— Assignment —
Because the listing below is to be kept intact, restate all of it word for word.

— Task inputs —
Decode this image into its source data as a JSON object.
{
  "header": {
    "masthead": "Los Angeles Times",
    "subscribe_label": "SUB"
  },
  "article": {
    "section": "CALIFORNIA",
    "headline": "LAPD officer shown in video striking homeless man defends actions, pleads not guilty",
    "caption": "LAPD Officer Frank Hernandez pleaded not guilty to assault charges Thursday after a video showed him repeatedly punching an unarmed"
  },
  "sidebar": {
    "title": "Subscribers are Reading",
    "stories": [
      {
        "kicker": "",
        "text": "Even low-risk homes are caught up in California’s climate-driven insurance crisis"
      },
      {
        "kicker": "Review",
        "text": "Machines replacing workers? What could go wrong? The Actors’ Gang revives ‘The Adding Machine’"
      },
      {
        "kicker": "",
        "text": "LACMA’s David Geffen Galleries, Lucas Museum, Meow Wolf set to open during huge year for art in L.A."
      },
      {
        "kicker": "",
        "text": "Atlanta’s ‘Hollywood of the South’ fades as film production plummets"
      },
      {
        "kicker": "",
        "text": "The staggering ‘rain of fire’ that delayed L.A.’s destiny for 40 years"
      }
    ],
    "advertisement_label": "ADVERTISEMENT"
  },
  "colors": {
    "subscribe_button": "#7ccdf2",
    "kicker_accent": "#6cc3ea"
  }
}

— Final answer —
Decode this image into its source data as a JSON object.
{
  "header": {
    "masthead": "Los Angeles Times",
    "subscribe_label": "SUB"
  },
  "article": {
    "section": "CALIFORNIA",
    "headline": "LAPD officer shown in video striking homeless man defends actions, pleads not guilty",
    "caption": "LAPD Officer Frank Hernandez pleaded not guilty to assault charges Thursday after a video showed him repeatedly punching an unarmed"
  },
  "sidebar": {
    "title": "Subscribers are Reading",
    "stories": [
      {
        "kicker": "",
        "text": "Even low-risk homes are caught up in California’s climate-driven insurance crisis"
      },
      {
        "kicker": "Review",
        "text": "Machines replacing workers? What could go wrong? The Actors’ Gang revives ‘The Adding Machine’"
      },
      {
        "kicker": "",
        "text": "LACMA’s David Geffen Galleries, Lucas Museum, Meow Wolf set to open during huge year for art in L.A."
      },
      {
        "kicker": "",
        "text": "Atlanta’s ‘Hollywood of the South’ fades as film production plummets"
      },
      {
        "kicker": "",
        "text": "The staggering ‘rain of fire’ that delayed L.A.’s destiny for 40 years"
      }
    ],
    "advertisement_label": "ADVERTISEMENT"
  },
  "colors": {
    "subscribe_button": "#7ccdf2",
    "kicker_accent": "#6cc3ea"
  }
}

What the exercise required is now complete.